Crepes, Crepes, Crepes!Posted: August 19, 2012
Okay, I’ll admit it. Until a few years ago, I was crepe-less. I know it may be hard to believe, but I do have a somewhat valid excuse. You see, I grew up in an Irish American household where we consumed a steady diet of eggs and bacon, Eggo waffles, meat and potatoes, and overcooked pasta. (If you’re reading this Mom, 20 minutes is just a bit too long to boil spaghetti.) Crepes were never on the menu during Sunday breakfast; having a bowl of Lucky Charms was considered a gourmet treat and I was none the wiser. Little did I know what I was missing.
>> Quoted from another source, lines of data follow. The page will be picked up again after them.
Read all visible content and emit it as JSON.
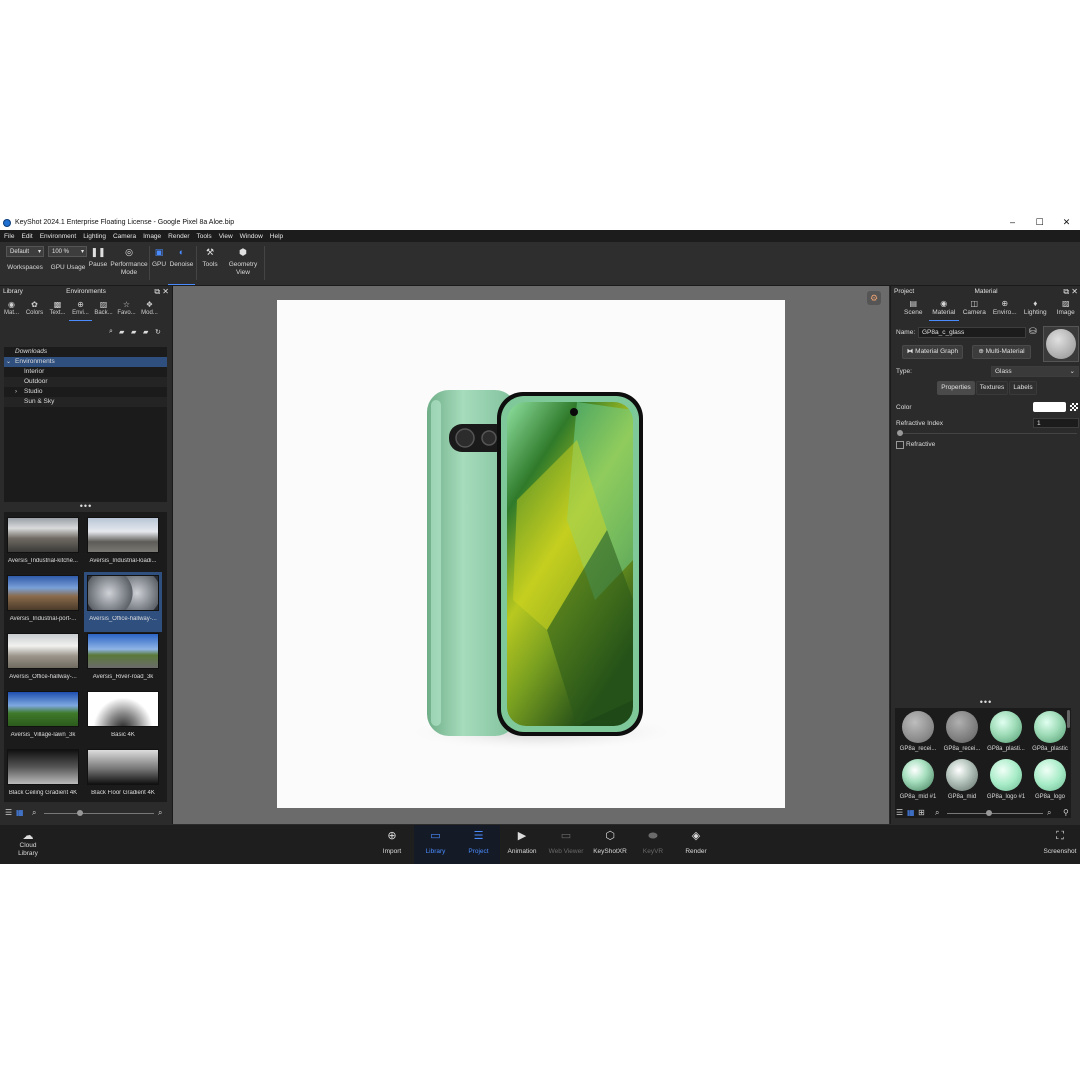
{
  "window": {
    "title": "KeyShot 2024.1 Enterprise Floating License  - Google Pixel 8a Aloe.bip",
    "controls": [
      "–",
      "☐",
      "✕"
    ]
  },
  "menu": [
    "File",
    "Edit",
    "Environment",
    "Lighting",
    "Camera",
    "Image",
    "Render",
    "Tools",
    "View",
    "Window",
    "Help"
  ],
  "toolbar": {
    "workspace_value": "Default",
    "zoom_value": "100 %",
    "workspaces_label": "Workspaces",
    "gpu_usage_label": "GPU Usage",
    "pause_label": "Pause",
    "performance_label_1": "Performance",
    "performance_label_2": "Mode",
    "gpu_label": "GPU",
    "denoise_label": "Denoise",
    "tools_label": "Tools",
    "geometry_label_1": "Geometry",
    "geometry_label_2": "View"
  },
  "library": {
    "panel_title": "Library",
    "section_title": "Environments",
    "tabs": [
      "Mat...",
      "Colors",
      "Text...",
      "Envi...",
      "Back...",
      "Favo...",
      "Mod..."
    ],
    "tree": [
      {
        "label": "Downloads",
        "italic": true
      },
      {
        "label": "Environments",
        "selected": true
      },
      {
        "label": "Interior"
      },
      {
        "label": "Outdoor"
      },
      {
        "label": "Studio"
      },
      {
        "label": "Sun & Sky"
      }
    ],
    "more_dots": "•••",
    "thumbnails": [
      {
        "label": "Aversis_Industrial-kitche..."
      },
      {
        "label": "Aversis_Industrial-loadi..."
      },
      {
        "label": "Aversis_Industrial-port-..."
      },
      {
        "label": "Aversis_Office-hallway-..."
      },
      {
        "label": "Aversis_Office-hallway-..."
      },
      {
        "label": "Aversis_River-road_3k"
      },
      {
        "label": "Aversis_Village-lawn_3k"
      },
      {
        "label": "Basic 4K"
      },
      {
        "label": "Black Ceiling Gradient 4K"
      },
      {
        "label": "Black Floor Gradient 4K"
      }
    ]
  },
  "properties": {
    "project_label": "Project",
    "panel_title": "Material",
    "tabs": [
      "Scene",
      "Material",
      "Camera",
      "Enviro...",
      "Lighting",
      "Image"
    ],
    "name_label": "Name:",
    "name_value": "GP8a_c_glass",
    "material_graph_label": "Material Graph",
    "multi_material_label": "Multi-Material",
    "type_label": "Type:",
    "type_value": "Glass",
    "subtabs": [
      "Properties",
      "Textures",
      "Labels"
    ],
    "color_label": "Color",
    "refractive_index_label": "Refractive Index",
    "refractive_index_value": "1",
    "refractive_label": "Refractive",
    "more_dots": "•••",
    "materials": [
      {
        "label": "GP8a_recei...",
        "color": "#9a9a9a"
      },
      {
        "label": "GP8a_recei...",
        "color": "#8e8e8e"
      },
      {
        "label": "GP8a_plasti...",
        "color": "#9fdcb8"
      },
      {
        "label": "GP8a_plastic",
        "color": "#9fdcb8"
      },
      {
        "label": "GP8a_mid #1",
        "color": "#a8e0c0"
      },
      {
        "label": "GP8a_mid",
        "color": "#b8c8c0"
      },
      {
        "label": "GP8a_logo #1",
        "color": "#a8ecc8"
      },
      {
        "label": "GP8a_logo",
        "color": "#a8ecc8"
      }
    ]
  },
  "bottombar": {
    "cloud_library_1": "Cloud",
    "cloud_library_2": "Library",
    "items": [
      "Import",
      "Library",
      "Project",
      "Animation",
      "Web Viewer",
      "KeyShotXR",
      "KeyVR",
      "Render"
    ],
    "screenshot_label": "Screenshot"
  },
  "colors": {
    "accent": "#4a8cff",
    "panel_bg": "#2b2b2b",
    "viewport_bg": "#6b6b6b",
    "phone_body": "#8fc9a4"
  }
}
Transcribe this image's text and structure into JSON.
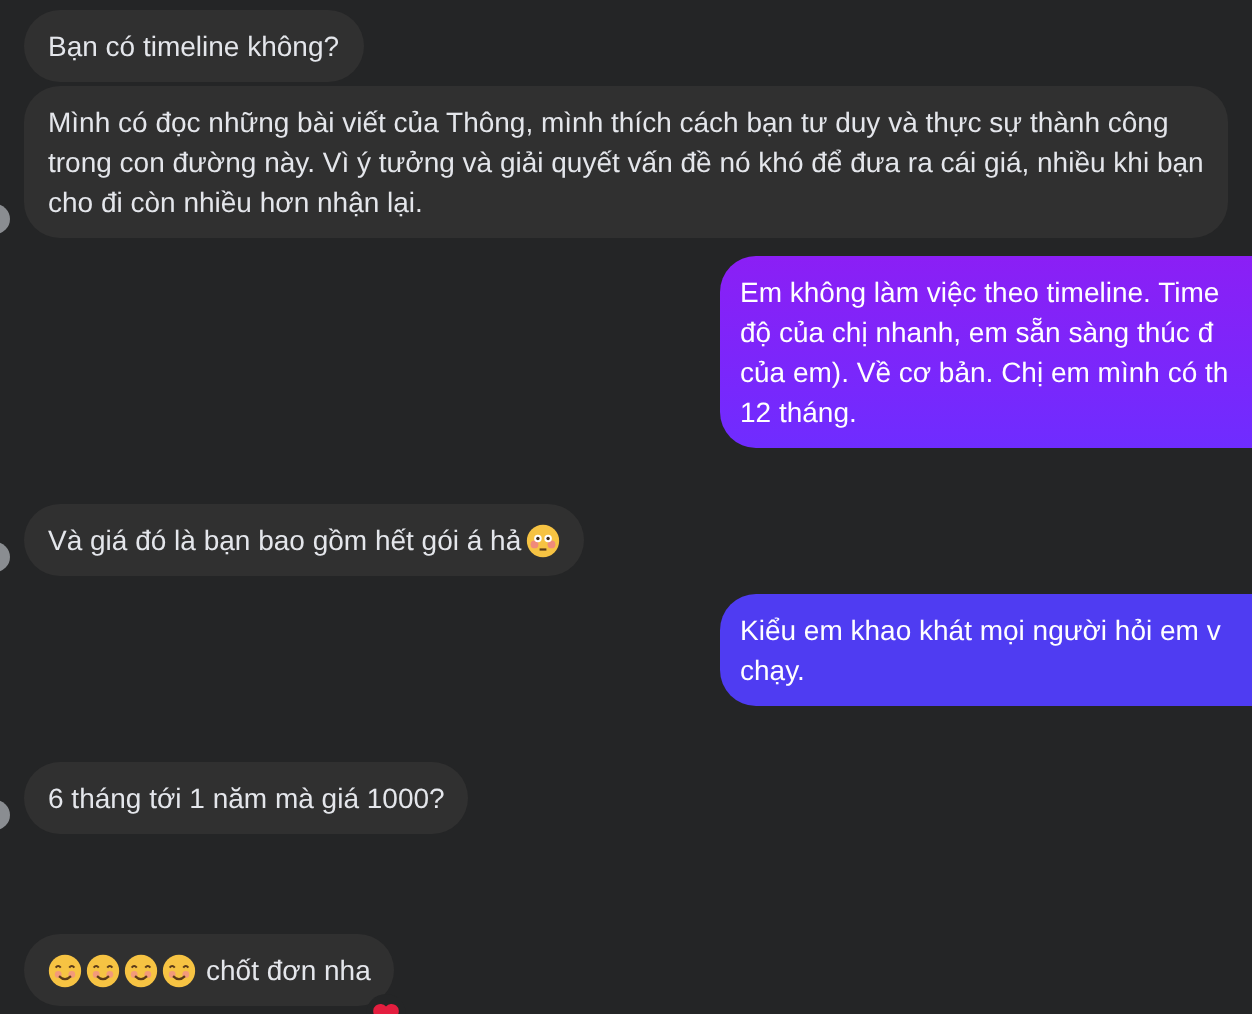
{
  "messages": [
    {
      "kind": "received",
      "avatar": false,
      "text": "Bạn có timeline không?"
    },
    {
      "kind": "received",
      "avatar": true,
      "text": "Mình có đọc những bài viết của Thông, mình thích cách bạn tư duy và thực sự thành công trong con đường này. Vì ý tưởng và giải quyết vấn đề nó khó để đưa ra cái giá, nhiều khi bạn cho đi còn nhiều hơn nhận lại."
    },
    {
      "kind": "sent",
      "avatar": false,
      "text": "Em không làm việc theo timeline. Time\nđộ của chị nhanh, em sẵn sàng thúc đ\ncủa em). Về cơ bản. Chị em mình có th\n12 tháng."
    },
    {
      "kind": "received",
      "avatar": true,
      "text": "Và giá đó là bạn bao gồm hết gói á hả",
      "trailing_emoji": [
        {
          "kind": "flushed"
        }
      ]
    },
    {
      "kind": "sent",
      "avatar": false,
      "text": "Kiểu em khao khát mọi người hỏi em v\nchạy."
    },
    {
      "kind": "received",
      "avatar": true,
      "text": "6 tháng tới 1 năm mà giá 1000?"
    },
    {
      "kind": "received",
      "avatar": false,
      "text": "chốt đơn nha",
      "leading_emoji": [
        {
          "kind": "smile"
        },
        {
          "kind": "smile"
        },
        {
          "kind": "smile"
        },
        {
          "kind": "smile"
        }
      ],
      "reaction": {
        "kind": "heart"
      }
    }
  ]
}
A few years ago I was invited to a friend’s dinner party. The night played out just like any other get together: appetizers, some wine, the main course, and then dessert. It was at that moment that my life was forever changed.
I was not sure what to expect as my gracious hostess presented me with a “crepe”, which looked to be some type of thin pancake-looking item. As I cautiously took a bite, I’m almost certain that a chorus of heavenly hosts played in the background as the flavors exploded. I began to devour (politely, of course) the combination of fried batter, strawberries, and whipped creme. WOW! How can I make this myself? What other fillings are there? From that moment, I knew I had some pleasurable work cut out for me.
For the benefit of anyone who may be unfamiliar with crepes, here are a few basic facts:
- Crepes are a type of very thin, cooked “pancake” that is traditionally made from flour. The batter is cooked on a heated surface and then filled with either sweet or savory fillings (pick your poison). They can be served for any type of meal; versatility is the name of the game.
- The word crepe derives from the Latin crispa – meaning curled.
- Crepes (actually crêpes) originated in the Brittany region of France, and almost every country has a version: Holland – flensje, Italy – crespella, Norway – pannekake, and Somalia and Yemen – injera, to name a few.
Now that we’ve covered the basics, let’s move on to cooking! Whether you’re a seasoned chef or a cooking novice, it’s easy to make crepes in a matter of minutes. Crepes can be prepared in a variety of ways:
- Traditional carbon steel pan: For those who may favor a professional cook’s method, we like the Matfer Steel Crepe Pan – simply pour your batter and channel your inner monsieur or mademoiselle – a wooden crepe blade will help spread the batter evenly across the surface of the pan before cooking. The pan will heat quickly – be sure to keep an eye on it!
- Upside down crepe machine: If you prefer a more modern approach, the CucinaPro Cordless Crepe Maker allows you to make crepes by dipping the heated base into the batter plate. Once the ready light signals, simply turn the machine upside down and let the crepe slide onto your plate.
- Electric crepe maker: Maybe you’re new to the crepe world and want a little help for your first go-round; with the Tibos Electric Crepe Maker, crepe creation is a snap. It comes equipped with a wooden spatula, spreader, and recipe booklet, and the nonstick griddle and adjustable thermostat will have you cooking like the French in no time. As an added bonus, the 13″ diameter cooking surface makes larger crepes to satisfy even the biggest appetite at the table.
Now that the crepe has cooked, its time for the fun part! The world is your oyster, as they say, so fill the crepe with any favorite food; there truly is no right or wrong here. Your biggest decision will probably be whether to create sweet or savory crepes. Many popular savory fillings include: eggs, ham, various cheeses, vegetables, seafood – the list goes on. Common sweet fillings include: whipped cream, various jams and jellies, fruits, custard, sugar (granulated, brown, or powder), and my personal favorite: Nutella and banana.
For your next brunch or dinner party, why not host a Make Your Own Crepe event? Guests can try their hand in creating their own combinations using the batter recipe we’ve provided below. Try combining different ingredients like chicken, goat cheese and grilled asparagus for a savory dinner crepe, or peach preserves and ricotta for dessert crepes! The important thing to remember is that crepes are an open canvas, just waiting to become a culinary masterpiece.
Classic Crêpe Batter (adapted from The Best 50 Crêpe Recipes)
2 tbs. melted butter or vegetable oil
1-1/3 cups milk
1 cup all-purpose flour
1/2 tsp. salt
Place ingredients in a blender or food processor, cover and process for 20 to 30 seconds. Scrape down sides of container and process for a few more seconds. This can be used immediately or refrigerated until needed. If batter thickens upon standing, thin with a little bit of milk.
To close: Two crepes are out to dinner. One says to the other, “I’m stuffed, how about you?”